Data about app and page elements
━━━━━━━━
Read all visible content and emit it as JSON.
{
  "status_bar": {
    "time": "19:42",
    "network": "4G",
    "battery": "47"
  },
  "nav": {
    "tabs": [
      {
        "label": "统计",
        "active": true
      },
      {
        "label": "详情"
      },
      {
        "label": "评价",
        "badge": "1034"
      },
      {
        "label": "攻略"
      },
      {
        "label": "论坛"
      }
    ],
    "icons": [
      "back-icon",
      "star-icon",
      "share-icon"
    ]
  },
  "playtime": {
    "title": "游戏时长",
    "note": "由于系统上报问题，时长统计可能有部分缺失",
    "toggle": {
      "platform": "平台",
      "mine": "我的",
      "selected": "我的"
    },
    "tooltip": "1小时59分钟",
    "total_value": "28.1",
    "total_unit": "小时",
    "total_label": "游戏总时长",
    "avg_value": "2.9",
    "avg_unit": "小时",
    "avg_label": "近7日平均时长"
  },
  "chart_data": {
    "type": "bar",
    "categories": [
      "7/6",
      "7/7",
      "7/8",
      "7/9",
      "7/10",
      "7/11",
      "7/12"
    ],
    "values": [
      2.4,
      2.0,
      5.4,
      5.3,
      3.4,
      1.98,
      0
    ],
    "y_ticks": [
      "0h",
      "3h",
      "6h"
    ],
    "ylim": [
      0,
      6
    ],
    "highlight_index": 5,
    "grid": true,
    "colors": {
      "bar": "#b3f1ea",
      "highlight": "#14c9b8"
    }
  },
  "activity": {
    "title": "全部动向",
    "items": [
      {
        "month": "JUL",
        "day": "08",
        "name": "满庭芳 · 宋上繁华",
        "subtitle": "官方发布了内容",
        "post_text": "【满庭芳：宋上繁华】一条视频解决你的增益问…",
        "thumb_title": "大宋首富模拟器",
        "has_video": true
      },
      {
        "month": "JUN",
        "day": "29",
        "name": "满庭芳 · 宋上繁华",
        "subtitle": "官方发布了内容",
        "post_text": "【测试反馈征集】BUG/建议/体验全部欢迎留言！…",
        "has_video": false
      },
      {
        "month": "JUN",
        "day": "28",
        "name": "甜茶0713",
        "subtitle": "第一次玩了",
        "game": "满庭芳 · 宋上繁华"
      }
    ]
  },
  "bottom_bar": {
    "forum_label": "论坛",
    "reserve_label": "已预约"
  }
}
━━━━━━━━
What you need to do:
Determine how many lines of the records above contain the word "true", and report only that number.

Exercise solution:
3